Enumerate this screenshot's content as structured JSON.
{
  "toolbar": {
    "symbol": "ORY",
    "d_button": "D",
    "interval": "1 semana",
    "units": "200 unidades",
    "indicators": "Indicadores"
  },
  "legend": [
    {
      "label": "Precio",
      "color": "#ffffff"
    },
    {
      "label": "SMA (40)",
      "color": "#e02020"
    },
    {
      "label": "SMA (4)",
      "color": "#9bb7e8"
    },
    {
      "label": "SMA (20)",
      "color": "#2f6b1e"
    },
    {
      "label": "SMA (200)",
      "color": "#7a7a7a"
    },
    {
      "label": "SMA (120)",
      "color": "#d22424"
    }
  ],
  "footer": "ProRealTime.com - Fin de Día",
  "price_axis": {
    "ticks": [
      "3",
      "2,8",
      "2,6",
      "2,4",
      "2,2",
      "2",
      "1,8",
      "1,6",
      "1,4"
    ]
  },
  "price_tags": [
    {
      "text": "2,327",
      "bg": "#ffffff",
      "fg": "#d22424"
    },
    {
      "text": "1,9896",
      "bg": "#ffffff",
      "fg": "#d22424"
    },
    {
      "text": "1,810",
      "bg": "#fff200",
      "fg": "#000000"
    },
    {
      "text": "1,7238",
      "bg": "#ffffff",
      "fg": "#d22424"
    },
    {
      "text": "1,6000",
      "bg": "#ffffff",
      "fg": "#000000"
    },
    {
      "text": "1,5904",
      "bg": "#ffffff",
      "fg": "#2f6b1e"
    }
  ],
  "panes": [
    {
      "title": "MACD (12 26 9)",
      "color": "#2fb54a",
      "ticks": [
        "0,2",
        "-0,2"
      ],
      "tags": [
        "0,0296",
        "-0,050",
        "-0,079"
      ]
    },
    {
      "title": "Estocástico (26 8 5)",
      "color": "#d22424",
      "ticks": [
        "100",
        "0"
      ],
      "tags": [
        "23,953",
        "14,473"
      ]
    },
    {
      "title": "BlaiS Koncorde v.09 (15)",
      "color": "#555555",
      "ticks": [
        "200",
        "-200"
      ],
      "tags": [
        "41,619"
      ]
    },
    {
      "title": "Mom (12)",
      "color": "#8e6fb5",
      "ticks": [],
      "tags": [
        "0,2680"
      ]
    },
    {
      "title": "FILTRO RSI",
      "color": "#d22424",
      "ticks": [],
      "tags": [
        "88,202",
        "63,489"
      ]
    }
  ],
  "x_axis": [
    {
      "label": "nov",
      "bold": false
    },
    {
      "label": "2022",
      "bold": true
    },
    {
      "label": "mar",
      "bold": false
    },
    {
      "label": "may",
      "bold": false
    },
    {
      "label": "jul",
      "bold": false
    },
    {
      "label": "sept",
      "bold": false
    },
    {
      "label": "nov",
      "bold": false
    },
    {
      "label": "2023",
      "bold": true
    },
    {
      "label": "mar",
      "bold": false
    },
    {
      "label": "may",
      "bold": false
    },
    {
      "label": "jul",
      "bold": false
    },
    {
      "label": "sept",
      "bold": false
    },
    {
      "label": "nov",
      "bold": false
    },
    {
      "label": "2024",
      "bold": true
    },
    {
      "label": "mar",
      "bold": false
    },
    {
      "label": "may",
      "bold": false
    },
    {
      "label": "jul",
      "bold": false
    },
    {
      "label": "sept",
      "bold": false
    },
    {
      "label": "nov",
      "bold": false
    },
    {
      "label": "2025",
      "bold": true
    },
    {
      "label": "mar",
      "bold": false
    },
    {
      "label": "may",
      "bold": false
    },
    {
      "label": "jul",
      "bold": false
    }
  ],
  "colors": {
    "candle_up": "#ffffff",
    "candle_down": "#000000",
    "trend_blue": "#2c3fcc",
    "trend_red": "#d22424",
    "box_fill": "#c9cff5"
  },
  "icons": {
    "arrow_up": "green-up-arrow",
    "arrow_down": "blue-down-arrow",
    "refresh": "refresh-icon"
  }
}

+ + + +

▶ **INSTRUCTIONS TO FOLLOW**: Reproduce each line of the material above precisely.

▶ **RESULT OF THE TASK**:
Enumerate this screenshot's content as structured JSON.
{
  "toolbar": {
    "symbol": "ORY",
    "d_button": "D",
    "interval": "1 semana",
    "units": "200 unidades",
    "indicators": "Indicadores"
  },
  "legend": [
    {
      "label": "Precio",
      "color": "#ffffff"
    },
    {
      "label": "SMA (40)",
      "color": "#e02020"
    },
    {
      "label": "SMA (4)",
      "color": "#9bb7e8"
    },
    {
      "label": "SMA (20)",
      "color": "#2f6b1e"
    },
    {
      "label": "SMA (200)",
      "color": "#7a7a7a"
    },
    {
      "label": "SMA (120)",
      "color": "#d22424"
    }
  ],
  "footer": "ProRealTime.com - Fin de Día",
  "price_axis": {
    "ticks": [
      "3",
      "2,8",
      "2,6",
      "2,4",
      "2,2",
      "2",
      "1,8",
      "1,6",
      "1,4"
    ]
  },
  "price_tags": [
    {
      "text": "2,327",
      "bg": "#ffffff",
      "fg": "#d22424"
    },
    {
      "text": "1,9896",
      "bg": "#ffffff",
      "fg": "#d22424"
    },
    {
      "text": "1,810",
      "bg": "#fff200",
      "fg": "#000000"
    },
    {
      "text": "1,7238",
      "bg": "#ffffff",
      "fg": "#d22424"
    },
    {
      "text": "1,6000",
      "bg": "#ffffff",
      "fg": "#000000"
    },
    {
      "text": "1,5904",
      "bg": "#ffffff",
      "fg": "#2f6b1e"
    }
  ],
  "panes": [
    {
      "title": "MACD (12 26 9)",
      "color": "#2fb54a",
      "ticks": [
        "0,2",
        "-0,2"
      ],
      "tags": [
        "0,0296",
        "-0,050",
        "-0,079"
      ]
    },
    {
      "title": "Estocástico (26 8 5)",
      "color": "#d22424",
      "ticks": [
        "100",
        "0"
      ],
      "tags": [
        "23,953",
        "14,473"
      ]
    },
    {
      "title": "BlaiS Koncorde v.09 (15)",
      "color": "#555555",
      "ticks": [
        "200",
        "-200"
      ],
      "tags": [
        "41,619"
      ]
    },
    {
      "title": "Mom (12)",
      "color": "#8e6fb5",
      "ticks": [],
      "tags": [
        "0,2680"
      ]
    },
    {
      "title": "FILTRO RSI",
      "color": "#d22424",
      "ticks": [],
      "tags": [
        "88,202",
        "63,489"
      ]
    }
  ],
  "x_axis": [
    {
      "label": "nov",
      "bold": false
    },
    {
      "label": "2022",
      "bold": true
    },
    {
      "label": "mar",
      "bold": false
    },
    {
      "label": "may",
      "bold": false
    },
    {
      "label": "jul",
      "bold": false
    },
    {
      "label": "sept",
      "bold": false
    },
    {
      "label": "nov",
      "bold": false
    },
    {
      "label": "2023",
      "bold": true
    },
    {
      "label": "mar",
      "bold": false
    },
    {
      "label": "may",
      "bold": false
    },
    {
      "label": "jul",
      "bold": false
    },
    {
      "label": "sept",
      "bold": false
    },
    {
      "label": "nov",
      "bold": false
    },
    {
      "label": "2024",
      "bold": true
    },
    {
      "label": "mar",
      "bold": false
    },
    {
      "label": "may",
      "bold": false
    },
    {
      "label": "jul",
      "bold": false
    },
    {
      "label": "sept",
      "bold": false
    },
    {
      "label": "nov",
      "bold": false
    },
    {
      "label": "2025",
      "bold": true
    },
    {
      "label": "mar",
      "bold": false
    },
    {
      "label": "may",
      "bold": false
    },
    {
      "label": "jul",
      "bold": false
    }
  ],
  "colors": {
    "candle_up": "#ffffff",
    "candle_down": "#000000",
    "trend_blue": "#2c3fcc",
    "trend_red": "#d22424",
    "box_fill": "#c9cff5"
  },
  "icons": {
    "arrow_up": "green-up-arrow",
    "arrow_down": "blue-down-arrow",
    "refresh": "refresh-icon"
  }
}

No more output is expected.